Collection of DNA and its types


Collection of DNA and its types

Journal of Pharmacology and Therapeutic Research is an open access, peer reviewed journal that focuses on the interdisciplinary research offering therapeutic solutions to various neurological, genetics, psychological, and respiratory issues affecting the human beings.

Circulating free DNA (cfDNA) are degraded DNA fragments released to the blood plasma. cfDNA can be used to describe various forms of DNA freely circulating the bloodstream, including circulating tumor DNA (ctDNA) and cell-free fetal DNA (cfDNA). Elevated levels of cfDNA are observed in cancer, especially in advanced disease. CfDNA has been shown to be a useful biomarker for a multitude of ailments other than cancer and fetal medicine. This includes but is not limited to trauma, sepsis, aseptic inflammation, myocardial infarction, stroke, transplantation, diabetes, and sickle cell disease. cfDNA is mostly a double-stranded extracellular molecule of DNA, consisting of small fragments (70 to 200 bp) and larger fragments (21 kb)  and has been recognized as an accurate marker for the diagnosis of prostate cancer and breast cancer.

cfDNA purification is prone to contamination due to ruptured blood cells during the purification process.
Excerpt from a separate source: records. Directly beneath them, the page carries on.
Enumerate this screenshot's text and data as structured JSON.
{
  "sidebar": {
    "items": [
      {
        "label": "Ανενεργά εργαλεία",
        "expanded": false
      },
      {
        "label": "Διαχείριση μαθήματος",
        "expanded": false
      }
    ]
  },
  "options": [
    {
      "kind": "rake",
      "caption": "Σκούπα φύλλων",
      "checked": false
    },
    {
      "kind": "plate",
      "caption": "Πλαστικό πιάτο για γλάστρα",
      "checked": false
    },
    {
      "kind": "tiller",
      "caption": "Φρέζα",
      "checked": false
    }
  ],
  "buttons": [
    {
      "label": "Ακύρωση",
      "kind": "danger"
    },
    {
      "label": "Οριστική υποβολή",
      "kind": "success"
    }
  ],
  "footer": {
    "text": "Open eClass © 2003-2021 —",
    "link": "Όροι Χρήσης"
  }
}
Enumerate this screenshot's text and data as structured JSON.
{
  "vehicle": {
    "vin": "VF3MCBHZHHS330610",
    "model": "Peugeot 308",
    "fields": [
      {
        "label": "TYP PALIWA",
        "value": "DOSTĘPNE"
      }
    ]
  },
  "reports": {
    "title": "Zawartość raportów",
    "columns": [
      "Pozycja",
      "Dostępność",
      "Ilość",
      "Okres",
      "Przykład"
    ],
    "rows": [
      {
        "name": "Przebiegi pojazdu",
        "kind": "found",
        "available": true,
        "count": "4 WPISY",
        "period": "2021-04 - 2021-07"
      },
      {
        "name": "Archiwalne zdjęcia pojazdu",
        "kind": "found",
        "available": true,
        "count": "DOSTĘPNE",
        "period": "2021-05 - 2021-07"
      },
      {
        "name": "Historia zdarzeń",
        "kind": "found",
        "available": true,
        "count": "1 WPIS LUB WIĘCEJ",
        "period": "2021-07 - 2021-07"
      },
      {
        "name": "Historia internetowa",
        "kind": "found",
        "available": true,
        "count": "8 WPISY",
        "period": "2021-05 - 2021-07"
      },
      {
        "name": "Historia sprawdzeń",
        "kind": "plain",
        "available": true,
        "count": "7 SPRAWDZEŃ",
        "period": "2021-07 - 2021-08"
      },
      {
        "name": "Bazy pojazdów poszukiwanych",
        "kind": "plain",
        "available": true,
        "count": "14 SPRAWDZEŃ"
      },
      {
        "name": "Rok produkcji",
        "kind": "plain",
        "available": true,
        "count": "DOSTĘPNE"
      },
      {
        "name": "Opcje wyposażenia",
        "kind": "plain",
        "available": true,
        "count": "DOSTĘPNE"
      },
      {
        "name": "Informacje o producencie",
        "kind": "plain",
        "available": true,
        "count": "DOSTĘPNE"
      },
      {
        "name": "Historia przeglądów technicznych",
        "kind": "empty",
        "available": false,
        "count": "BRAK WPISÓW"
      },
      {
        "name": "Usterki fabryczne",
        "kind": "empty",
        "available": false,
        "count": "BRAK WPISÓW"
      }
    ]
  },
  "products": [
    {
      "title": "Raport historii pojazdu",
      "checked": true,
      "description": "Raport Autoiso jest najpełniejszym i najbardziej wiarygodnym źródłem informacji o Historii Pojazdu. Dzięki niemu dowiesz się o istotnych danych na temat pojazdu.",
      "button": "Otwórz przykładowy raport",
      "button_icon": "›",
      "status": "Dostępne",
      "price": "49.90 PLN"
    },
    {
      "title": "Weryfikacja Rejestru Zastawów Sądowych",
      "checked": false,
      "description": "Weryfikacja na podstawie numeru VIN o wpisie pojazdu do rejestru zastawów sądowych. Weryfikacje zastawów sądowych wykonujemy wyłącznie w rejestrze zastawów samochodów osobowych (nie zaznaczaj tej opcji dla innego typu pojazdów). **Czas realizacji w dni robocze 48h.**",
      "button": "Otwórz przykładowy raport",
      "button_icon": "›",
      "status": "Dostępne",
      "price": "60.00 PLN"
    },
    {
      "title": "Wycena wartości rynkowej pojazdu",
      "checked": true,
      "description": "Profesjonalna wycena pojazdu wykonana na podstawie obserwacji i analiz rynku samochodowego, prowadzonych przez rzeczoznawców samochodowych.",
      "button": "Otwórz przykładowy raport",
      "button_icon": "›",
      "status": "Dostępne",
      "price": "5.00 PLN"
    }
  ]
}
Because of this, different purification methods can lead to significantly different cfDNA extraction yields. At the moment, typical purification methods involve collection of blood via venipuncture, centrifugation to pellet the cells, and extraction of cfDNA from the plasma. The specific method for extraction of cfDNA from the plasma depends on the protocol desired.

In general, the detection of specific DNA sequences in cfDNA can be done by two means; sequence specific detection (PCR based) and general genomic analysis of all cfDNA present in the blood (DNA sequencing). The presence of cfDNA containing DNA from tumor cells was originally characterized using PCR amplification of mutated genes from extracted cfDNA. PCR based analysis of cfDNA typically rely on the analytical nature of qPCR and digital PCR. Both of these techniques can detect down to a single targeted molecule present in a sample. For this reason the PCR based method of detection is still very prominent tool in cfDNA detection. This method has the limitation of not being able to detect larger structural variant present in ctDNA and for this reason massively parallel next generation sequencing is also used to determine ctDNA content in cfDNA

Massively parallel sequencing (MPS) has allowed the deep sequencing of cfDNA. This deep sequencing is required to detect mutant ctDNA present in low concentrations in the plasma. Two main sequencing techniques are typically used for analysis of mutant cfDNA; PCR amplicon sequencing and hybrid capture sequencing. Other forms of genetic alterations can be analysed using ctDNA (e.g. somatic copy number alterations or genetic rearrangements). Here, methods based on untargeted sequencing, like WGS or low coverage WGS, are mainly used.

With Kind Regards,
Mark Orwell
Managing Editor
Journal of Pharmacology and Therapeutic Research